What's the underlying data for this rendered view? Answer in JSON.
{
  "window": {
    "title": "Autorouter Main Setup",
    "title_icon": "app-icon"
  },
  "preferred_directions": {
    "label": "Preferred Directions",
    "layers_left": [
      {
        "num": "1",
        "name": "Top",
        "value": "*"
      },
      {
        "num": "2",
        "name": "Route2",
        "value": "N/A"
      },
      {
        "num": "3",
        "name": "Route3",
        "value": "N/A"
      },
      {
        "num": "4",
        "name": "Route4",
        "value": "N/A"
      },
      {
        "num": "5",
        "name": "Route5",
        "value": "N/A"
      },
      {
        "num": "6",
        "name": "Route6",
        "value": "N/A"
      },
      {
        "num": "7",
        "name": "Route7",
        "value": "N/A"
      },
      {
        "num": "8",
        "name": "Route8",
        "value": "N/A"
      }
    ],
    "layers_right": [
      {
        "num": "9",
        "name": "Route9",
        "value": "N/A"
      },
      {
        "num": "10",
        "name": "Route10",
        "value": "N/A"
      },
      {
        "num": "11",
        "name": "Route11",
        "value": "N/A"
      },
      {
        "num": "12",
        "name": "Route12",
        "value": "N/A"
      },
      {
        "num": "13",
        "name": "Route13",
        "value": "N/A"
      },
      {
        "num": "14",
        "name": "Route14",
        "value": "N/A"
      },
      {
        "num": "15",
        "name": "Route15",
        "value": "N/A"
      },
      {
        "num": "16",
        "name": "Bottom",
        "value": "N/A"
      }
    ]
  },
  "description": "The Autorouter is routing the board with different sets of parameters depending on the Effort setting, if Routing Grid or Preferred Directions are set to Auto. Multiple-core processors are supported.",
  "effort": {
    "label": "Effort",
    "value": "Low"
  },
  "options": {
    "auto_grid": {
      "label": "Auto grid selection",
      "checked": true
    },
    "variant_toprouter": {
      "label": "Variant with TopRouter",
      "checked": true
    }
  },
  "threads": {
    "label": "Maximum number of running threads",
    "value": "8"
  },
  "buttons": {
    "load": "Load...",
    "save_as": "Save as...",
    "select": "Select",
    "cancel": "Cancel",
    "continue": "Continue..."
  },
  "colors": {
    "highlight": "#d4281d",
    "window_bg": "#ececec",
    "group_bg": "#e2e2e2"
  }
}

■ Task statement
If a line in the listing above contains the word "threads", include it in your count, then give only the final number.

■ Task solution
2